> Exercise requirements:
Please return every line of the records below that contains the word "screenshot".
BEGIN Provided records
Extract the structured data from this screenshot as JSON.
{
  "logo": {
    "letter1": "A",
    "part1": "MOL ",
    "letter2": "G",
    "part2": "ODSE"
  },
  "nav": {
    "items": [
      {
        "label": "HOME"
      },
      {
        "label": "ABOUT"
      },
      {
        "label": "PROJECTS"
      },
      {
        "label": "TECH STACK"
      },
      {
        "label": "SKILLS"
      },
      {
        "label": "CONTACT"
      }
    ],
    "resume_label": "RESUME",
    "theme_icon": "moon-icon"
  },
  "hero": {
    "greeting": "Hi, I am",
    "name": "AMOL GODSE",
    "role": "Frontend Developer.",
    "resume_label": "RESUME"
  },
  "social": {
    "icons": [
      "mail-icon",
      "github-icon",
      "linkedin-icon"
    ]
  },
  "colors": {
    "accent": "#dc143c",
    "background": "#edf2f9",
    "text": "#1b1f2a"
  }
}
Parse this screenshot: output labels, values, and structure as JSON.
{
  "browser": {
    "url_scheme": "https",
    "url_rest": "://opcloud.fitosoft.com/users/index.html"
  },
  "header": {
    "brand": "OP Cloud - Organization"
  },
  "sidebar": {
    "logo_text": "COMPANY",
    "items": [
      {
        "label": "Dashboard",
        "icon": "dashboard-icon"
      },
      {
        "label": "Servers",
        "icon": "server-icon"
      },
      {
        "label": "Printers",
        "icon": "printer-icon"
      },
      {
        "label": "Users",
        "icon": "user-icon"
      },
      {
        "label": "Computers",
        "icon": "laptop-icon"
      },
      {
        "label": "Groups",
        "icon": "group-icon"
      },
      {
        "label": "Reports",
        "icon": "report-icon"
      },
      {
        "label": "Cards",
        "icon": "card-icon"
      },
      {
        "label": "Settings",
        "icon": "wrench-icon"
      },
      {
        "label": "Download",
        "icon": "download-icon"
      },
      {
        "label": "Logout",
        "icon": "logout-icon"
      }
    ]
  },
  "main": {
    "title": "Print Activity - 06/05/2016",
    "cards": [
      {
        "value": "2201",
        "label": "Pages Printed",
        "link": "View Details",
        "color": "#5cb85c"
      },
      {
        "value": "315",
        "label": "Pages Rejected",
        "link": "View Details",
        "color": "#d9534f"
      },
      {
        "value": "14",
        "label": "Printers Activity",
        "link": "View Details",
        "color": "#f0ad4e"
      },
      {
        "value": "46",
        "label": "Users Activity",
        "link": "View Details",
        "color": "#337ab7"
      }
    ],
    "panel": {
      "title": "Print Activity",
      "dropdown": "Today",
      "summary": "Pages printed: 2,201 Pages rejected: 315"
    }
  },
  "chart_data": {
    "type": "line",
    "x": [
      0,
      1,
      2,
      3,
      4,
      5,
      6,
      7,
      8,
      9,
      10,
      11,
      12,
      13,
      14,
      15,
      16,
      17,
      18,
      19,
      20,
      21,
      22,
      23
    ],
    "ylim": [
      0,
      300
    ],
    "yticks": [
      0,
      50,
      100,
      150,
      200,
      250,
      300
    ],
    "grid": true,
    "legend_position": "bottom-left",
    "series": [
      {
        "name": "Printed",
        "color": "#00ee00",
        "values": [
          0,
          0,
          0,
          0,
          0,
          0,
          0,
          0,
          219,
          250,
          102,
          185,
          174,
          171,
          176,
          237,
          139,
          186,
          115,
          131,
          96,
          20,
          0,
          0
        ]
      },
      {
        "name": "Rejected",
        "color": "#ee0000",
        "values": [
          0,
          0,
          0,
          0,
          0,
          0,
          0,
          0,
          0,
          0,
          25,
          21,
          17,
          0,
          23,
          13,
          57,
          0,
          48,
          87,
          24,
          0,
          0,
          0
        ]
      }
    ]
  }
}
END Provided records
> Exercise answer:
Extract the structured data from this screenshot as JSON.
Parse this screenshot: output labels, values, and structure as JSON.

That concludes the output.